Folk singer Gillian Welch let eight years go by between the release of her new album “The Harrow and the Harvest” and its predecessor. The long interval was the product of writer’s block, and not a plague of locusts. But Welch’s songs, even the happy ones, are so pocked with longing you’d imagine anything that slowed their gestation to be Biblical in scope.
Fresh from a set at the Newport Folk Festival last weekend, where she earned a hero’s sunburn (she told us) shielding 92-year-old folk icon Pete Seeger from ultraviolet rays, Welch and longtime collaborator David Rawlings brought their Bindle full of melancholy Americana to the cool, acoustically pristine chamber of Music Hall at Strathmore Tuesday night, performing two glorious sets that came to 21 songs and about 105 minutes of music all-in.
Eight of the new songs found homes in the program among classics like “Orphan Girl” (a Welch original that only seems like a standard because Emmylou Harris recorded it first) and a Flamenco-inflected cover of Jefferson Airplane’s Vietnam-era head-trip “White Rabbit” that did exactly what covers are supposed to do — recontextualize the song, not to mention the singers.
The Strathmore tends to keep everyone on their best behavior — the place was so quiet that when Rawlings reached into the curious little head-sized chest of drawers he carried on and offstage with him for a guitar pick, you could hear the rollers slide open and shut. That atmosphere was all the better to appreciate his precise but never clinical picking, which do-si-doed around Welch’s more brutal guitar and, on numbers like “Hard Times,” banjo.

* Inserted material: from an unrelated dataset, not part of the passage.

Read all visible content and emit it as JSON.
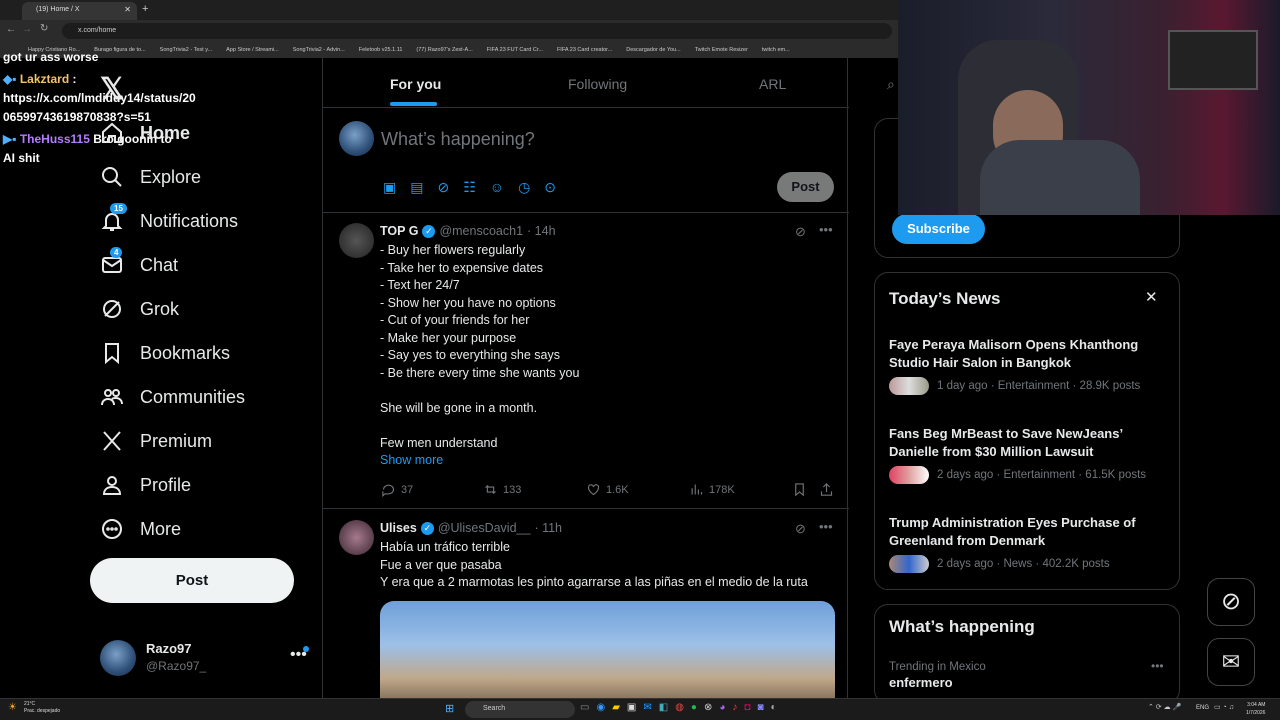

Welch strayed from her setlist to indulge a request for “Keys to the Kingdom,” a highlight, as was the evening’s sole solo-Rawlings composition, “Sweet Tooth.” “I’ll Fly Away,” the Dust Bowl hymn Welch repurposed for the “O Brother Where Art Thou” soundtrack, soared, but was no more sublime than the new stuff.
Clearly those new tunes were worth the wait. And anyway, what’s eight years? Welch’s work has always felt ancient and inevitable, mournful and lived. Who was the great American songwriter who wrote, “time’s a revelator?” Oh, right: It was Gillian Welch.